Exercise brief:
Scan the records for the string "number", then copy each line that has it.

(Element data from apps and pages)
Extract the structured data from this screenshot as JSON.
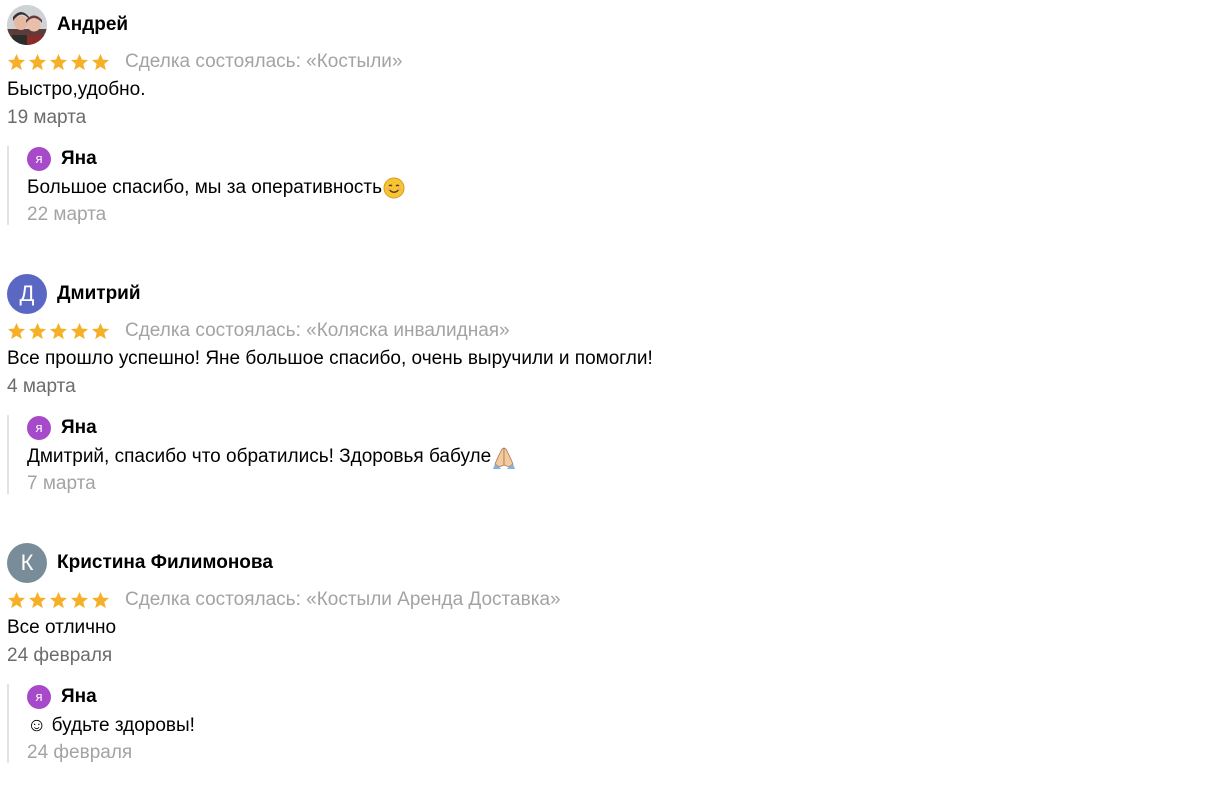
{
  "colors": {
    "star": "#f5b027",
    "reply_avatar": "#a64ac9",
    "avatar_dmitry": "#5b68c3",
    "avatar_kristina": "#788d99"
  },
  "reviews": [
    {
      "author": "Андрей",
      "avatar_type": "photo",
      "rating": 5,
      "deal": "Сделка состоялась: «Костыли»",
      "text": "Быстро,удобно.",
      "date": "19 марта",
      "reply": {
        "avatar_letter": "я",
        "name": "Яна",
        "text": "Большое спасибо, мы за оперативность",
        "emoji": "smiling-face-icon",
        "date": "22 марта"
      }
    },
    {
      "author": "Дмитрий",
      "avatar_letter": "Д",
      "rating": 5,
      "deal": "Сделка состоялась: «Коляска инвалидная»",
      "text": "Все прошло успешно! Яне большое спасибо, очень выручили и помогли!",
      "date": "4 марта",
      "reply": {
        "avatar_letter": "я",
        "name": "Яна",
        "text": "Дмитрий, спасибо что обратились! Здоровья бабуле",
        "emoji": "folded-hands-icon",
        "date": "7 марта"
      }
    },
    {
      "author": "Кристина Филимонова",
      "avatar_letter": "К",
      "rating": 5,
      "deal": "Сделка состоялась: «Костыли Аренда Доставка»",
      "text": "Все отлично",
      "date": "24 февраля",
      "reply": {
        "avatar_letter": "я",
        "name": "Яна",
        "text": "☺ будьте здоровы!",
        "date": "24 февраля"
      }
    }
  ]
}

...

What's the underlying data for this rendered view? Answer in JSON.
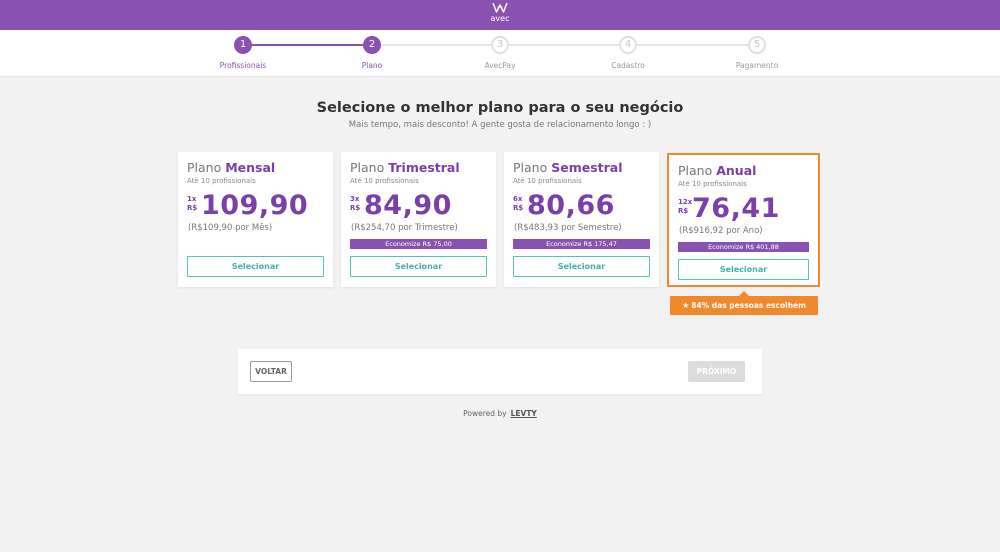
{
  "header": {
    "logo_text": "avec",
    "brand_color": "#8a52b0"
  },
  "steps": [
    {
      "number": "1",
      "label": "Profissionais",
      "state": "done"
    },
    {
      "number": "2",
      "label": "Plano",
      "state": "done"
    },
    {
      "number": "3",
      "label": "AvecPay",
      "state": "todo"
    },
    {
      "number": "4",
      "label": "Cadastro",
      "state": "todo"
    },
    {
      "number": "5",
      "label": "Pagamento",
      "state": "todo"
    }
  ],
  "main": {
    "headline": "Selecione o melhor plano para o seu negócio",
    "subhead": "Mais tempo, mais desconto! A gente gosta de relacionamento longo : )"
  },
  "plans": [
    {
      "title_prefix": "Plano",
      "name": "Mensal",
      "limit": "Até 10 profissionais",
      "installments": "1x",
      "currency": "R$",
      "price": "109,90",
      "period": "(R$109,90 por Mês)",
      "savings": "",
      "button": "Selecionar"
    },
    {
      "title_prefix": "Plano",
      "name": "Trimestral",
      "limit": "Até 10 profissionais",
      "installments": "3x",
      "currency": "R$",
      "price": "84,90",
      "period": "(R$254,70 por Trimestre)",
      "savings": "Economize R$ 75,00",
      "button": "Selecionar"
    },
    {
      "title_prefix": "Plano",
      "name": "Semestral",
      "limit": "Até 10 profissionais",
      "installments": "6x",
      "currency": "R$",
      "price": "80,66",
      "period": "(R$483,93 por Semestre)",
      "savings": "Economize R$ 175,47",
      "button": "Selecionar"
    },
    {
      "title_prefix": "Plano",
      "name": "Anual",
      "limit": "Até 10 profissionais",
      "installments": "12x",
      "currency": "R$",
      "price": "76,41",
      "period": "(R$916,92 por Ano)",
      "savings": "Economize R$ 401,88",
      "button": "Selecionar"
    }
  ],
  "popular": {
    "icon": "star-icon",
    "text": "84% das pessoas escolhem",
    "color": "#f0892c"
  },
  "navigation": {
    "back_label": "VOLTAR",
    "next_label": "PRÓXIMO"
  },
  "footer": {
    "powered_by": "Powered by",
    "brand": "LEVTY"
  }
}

Output:
      "number": "1",
      "number": "2",
      "number": "3",
      "number": "4",
      "number": "5",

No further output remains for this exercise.